And yes, they’re playing to my ego—“you have a good book”—but I know that I have a well-written novel. I also know that any product has to get exposure before it reaches a wider audience, and although the internet has made it possible for fans to “do our advertising for us,” paying for advertising also helps.
So I’m like, okay, I wouldn’t be getting these opportunities if my book wasn’t good, and maybe that means I should take advantage of them, but also THEY COST MONEY.
As with the book tour, part of me wants to put this off for a month. Launch the book, see how much momentum it builds on its own, and then decide how large of a tour to do and how many additional ads to buy.
As a reminder, here’s what I’ve already got planned (this doesn’t include stuff like podcast appearances, but there will be at least two of those forthcoming because I’ve already recorded them):
May 23: Book launch party at Seattle’s Phinney Books.
June 5–11: Week-long sponsorship at the Seattle Review of Books, which means my book is featured on the site for the entire week.
June 8–29: Biographies appears in the NYRB Independent Press Listing, which includes NYRB copies mailed to subscribers and provided to BookExpo attendees.
August 11: Book reading that I’ll announce formally later.
I’m also listed in the Ingram Advance catalog and on a Kirkus content feed that was sent out to a bunch of major booksellers. It’s not like my novel will be invisible.

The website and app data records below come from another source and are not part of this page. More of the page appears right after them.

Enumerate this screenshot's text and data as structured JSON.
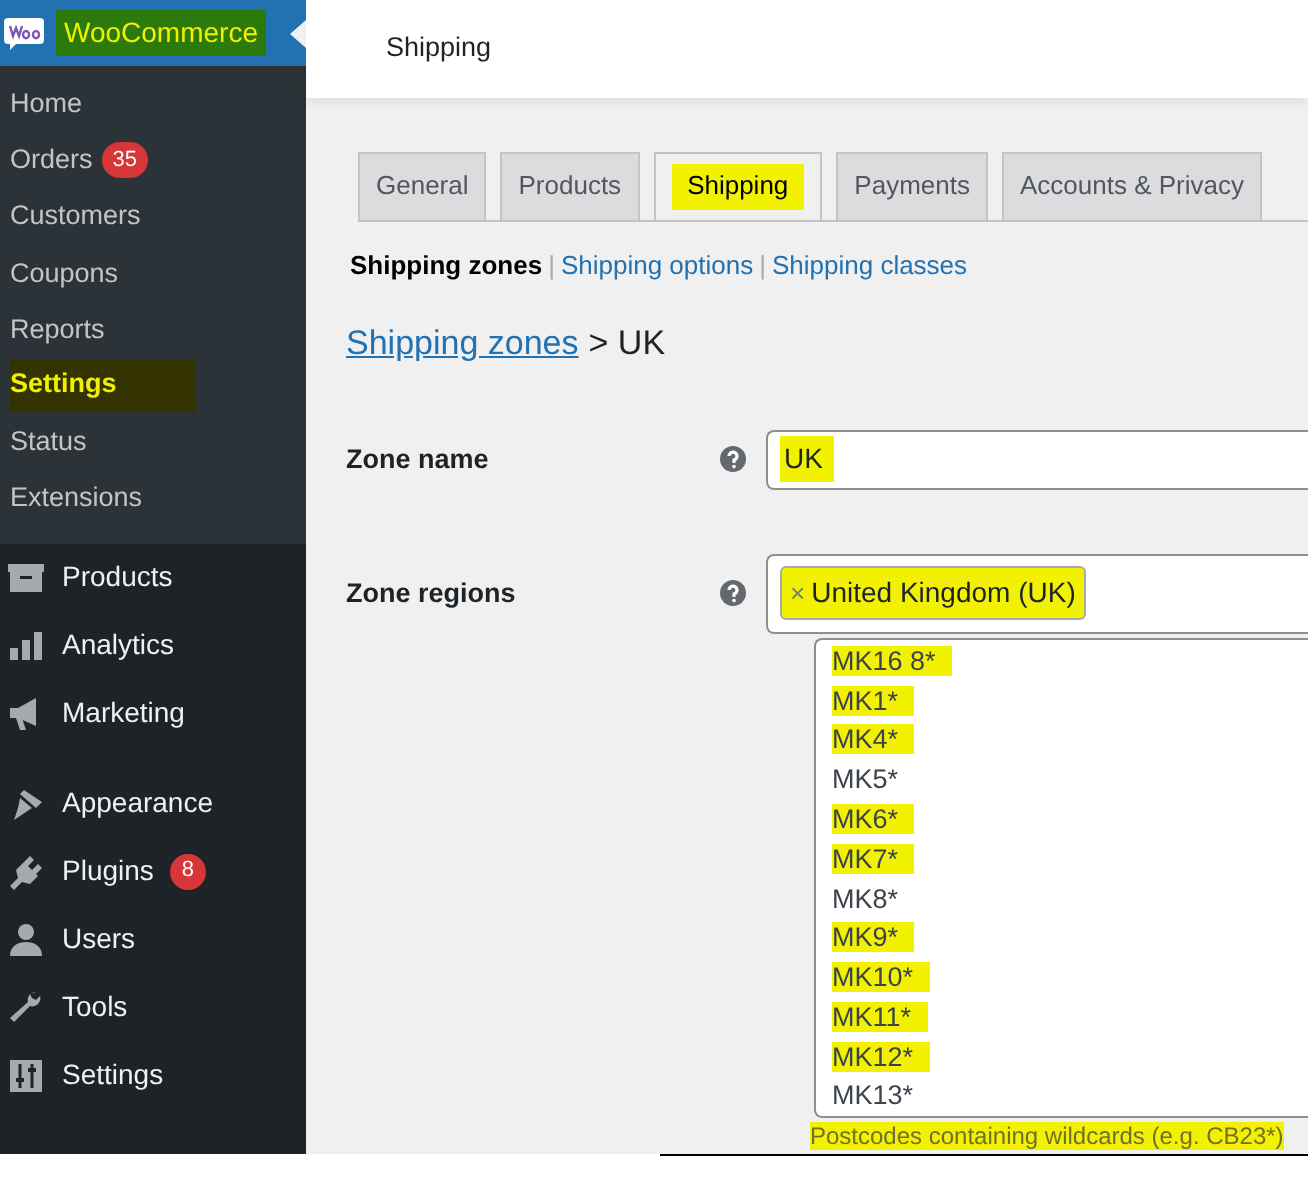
{
  "sidebar": {
    "header": {
      "label": "WooCommerce",
      "highlighted": true
    },
    "submenu": [
      {
        "label": "Home",
        "selected": false,
        "highlighted": false
      },
      {
        "label": "Orders",
        "badge": "35",
        "selected": false,
        "highlighted": false
      },
      {
        "label": "Customers",
        "selected": false,
        "highlighted": false
      },
      {
        "label": "Coupons",
        "selected": false,
        "highlighted": false
      },
      {
        "label": "Reports",
        "selected": false,
        "highlighted": false
      },
      {
        "label": "Settings",
        "selected": true,
        "highlighted": true
      },
      {
        "label": "Status",
        "selected": false,
        "highlighted": false
      },
      {
        "label": "Extensions",
        "selected": false,
        "highlighted": false
      }
    ],
    "menu": [
      {
        "label": "Products"
      },
      {
        "label": "Analytics"
      },
      {
        "label": "Marketing"
      },
      {
        "label": "Appearance"
      },
      {
        "label": "Plugins",
        "badge": "8"
      },
      {
        "label": "Users"
      },
      {
        "label": "Tools"
      },
      {
        "label": "Settings"
      }
    ]
  },
  "top_bar": {
    "title": "Shipping"
  },
  "tabs": [
    {
      "label": "General",
      "selected": false,
      "highlighted": false
    },
    {
      "label": "Products",
      "selected": false,
      "highlighted": false
    },
    {
      "label": "Shipping",
      "selected": true,
      "highlighted": true
    },
    {
      "label": "Payments",
      "selected": false,
      "highlighted": false
    },
    {
      "label": "Accounts & Privacy",
      "selected": false,
      "highlighted": false
    }
  ],
  "subnav": [
    {
      "label": "Shipping zones",
      "selected": true
    },
    {
      "divider": "|",
      "label": "Shipping options",
      "selected": false
    },
    {
      "divider": "|",
      "label": "Shipping classes",
      "selected": false
    }
  ],
  "breadcrumb": {
    "link": "Shipping zones",
    "current": "> UK"
  },
  "form": {
    "zone_name": {
      "label": "Zone name",
      "value": "UK",
      "highlighted": true
    },
    "zone_regions": {
      "label": "Zone regions",
      "tags": [
        {
          "remove": "×",
          "label": "United Kingdom (UK)",
          "highlighted": true
        }
      ]
    },
    "postcodes": {
      "lines": [
        {
          "text": "MK16 8*",
          "highlighted": true
        },
        {
          "text": "MK1*",
          "highlighted": true
        },
        {
          "text": "MK4*",
          "highlighted": true
        },
        {
          "text": "MK5*",
          "highlighted": false
        },
        {
          "text": "MK6*",
          "highlighted": true
        },
        {
          "text": "MK7*",
          "highlighted": true
        },
        {
          "text": "MK8*",
          "highlighted": false
        },
        {
          "text": "MK9*",
          "highlighted": true
        },
        {
          "text": "MK10*",
          "highlighted": true
        },
        {
          "text": "MK11*",
          "highlighted": true
        },
        {
          "text": "MK12*",
          "highlighted": true
        },
        {
          "text": "MK13*",
          "highlighted": false
        }
      ],
      "description": {
        "text": "Postcodes containing wildcards (e.g. CB23*)",
        "highlighted": true
      }
    }
  }
}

So maybe I see how June goes and decide if I want to buy more advertising (and do more book events) for July. I don’t know. There’s a lot to think about, and we’ll see what happens. ❤